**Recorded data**

· · ·

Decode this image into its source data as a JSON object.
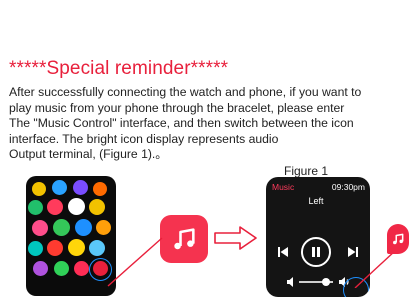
{
  "title": "*****Special reminder*****",
  "paragraph_lines": [
    "After successfully connecting the watch and phone, if you want to",
    "play music from your phone through the bracelet, please enter",
    "The \"Music Control\" interface, and then switch between the icon",
    "interface. The bright icon display represents audio",
    "Output terminal, (Figure 1).。"
  ],
  "figure_caption": "Figure 1",
  "watch": {
    "app_label": "Music",
    "time": "09:30pm",
    "side_label": "Left",
    "volume_level": 0.8
  },
  "colors": {
    "accent_red": "#e8203c",
    "music_icon_bg": "#f5334f",
    "highlight_blue": "#1e90ff"
  },
  "icons": [
    "music-note-icon",
    "right-arrow-icon",
    "play-pause-icon",
    "previous-track-icon",
    "next-track-icon",
    "volume-low-icon",
    "volume-high-icon"
  ]
}
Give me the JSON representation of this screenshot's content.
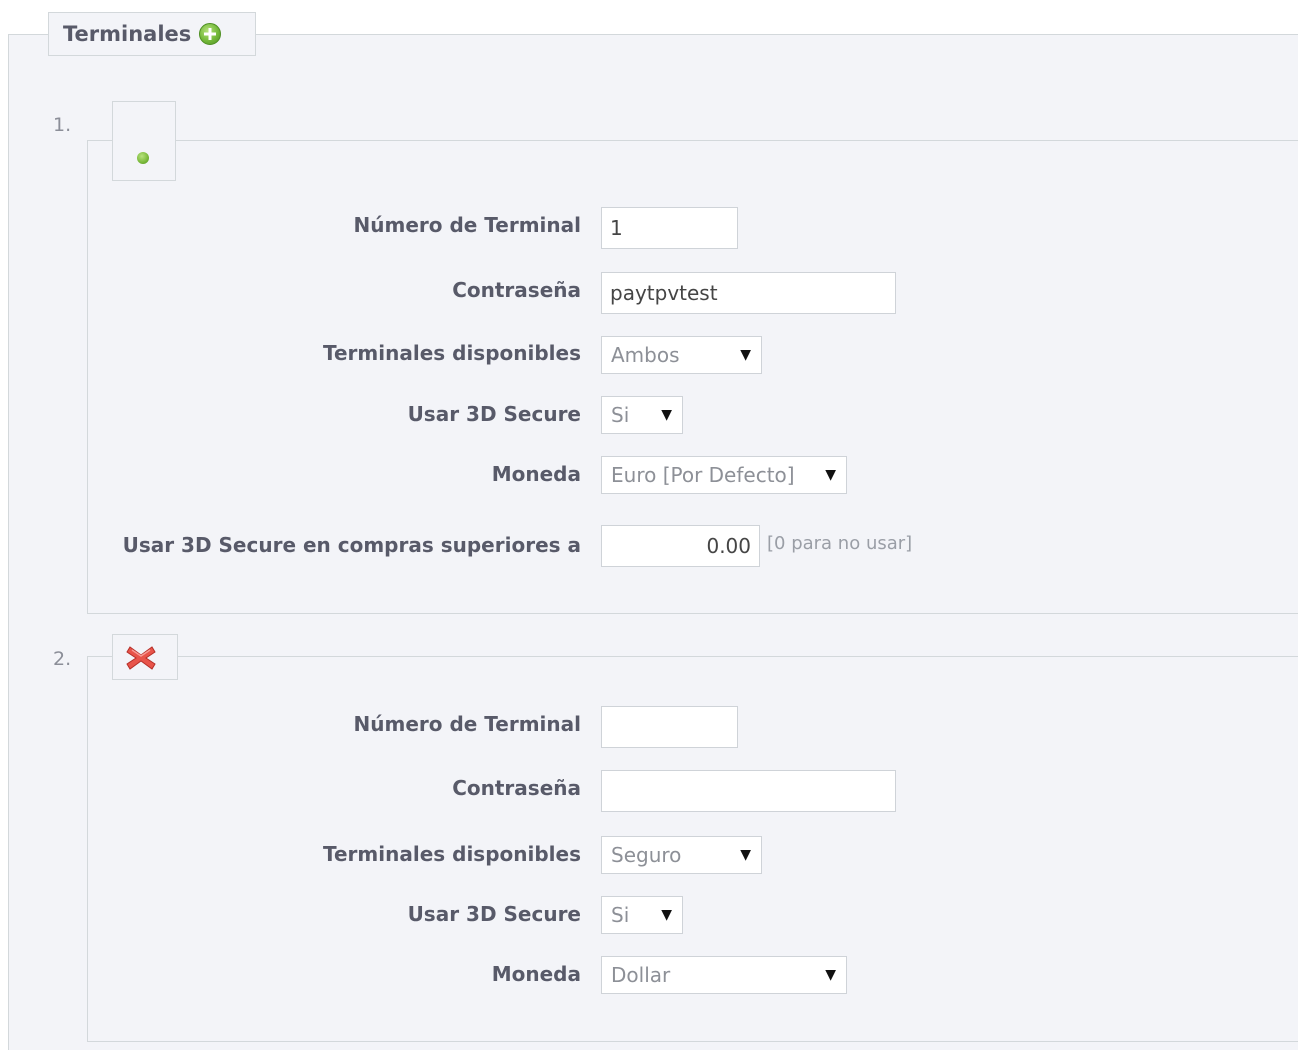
{
  "section": {
    "title": "Terminales",
    "add_icon": "plus-circle-icon"
  },
  "colors": {
    "background": "#f3f4f8",
    "border": "#d3d8db",
    "label": "#585a69",
    "active_green": "#79b83a",
    "delete_red": "#e8544a"
  },
  "terminals": [
    {
      "number_label": "1.",
      "status_icon": "green-dot-icon",
      "fields": {
        "terminal_number": {
          "label": "Número de Terminal",
          "value": "1"
        },
        "password": {
          "label": "Contraseña",
          "value": "paytpvtest"
        },
        "available_terminals": {
          "label": "Terminales disponibles",
          "value": "Ambos"
        },
        "use_3d_secure": {
          "label": "Usar 3D Secure",
          "value": "Si"
        },
        "currency": {
          "label": "Moneda",
          "value": "Euro [Por Defecto]"
        },
        "secure_threshold": {
          "label": "Usar 3D Secure en compras superiores a",
          "value": "0.00",
          "hint": "[0 para no usar]"
        }
      }
    },
    {
      "number_label": "2.",
      "status_icon": "delete-x-icon",
      "fields": {
        "terminal_number": {
          "label": "Número de Terminal",
          "value": ""
        },
        "password": {
          "label": "Contraseña",
          "value": ""
        },
        "available_terminals": {
          "label": "Terminales disponibles",
          "value": "Seguro"
        },
        "use_3d_secure": {
          "label": "Usar 3D Secure",
          "value": "Si"
        },
        "currency": {
          "label": "Moneda",
          "value": "Dollar"
        }
      }
    }
  ]
}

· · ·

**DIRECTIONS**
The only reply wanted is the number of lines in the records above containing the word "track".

**SOLUTION TO THE PROBLEM**
2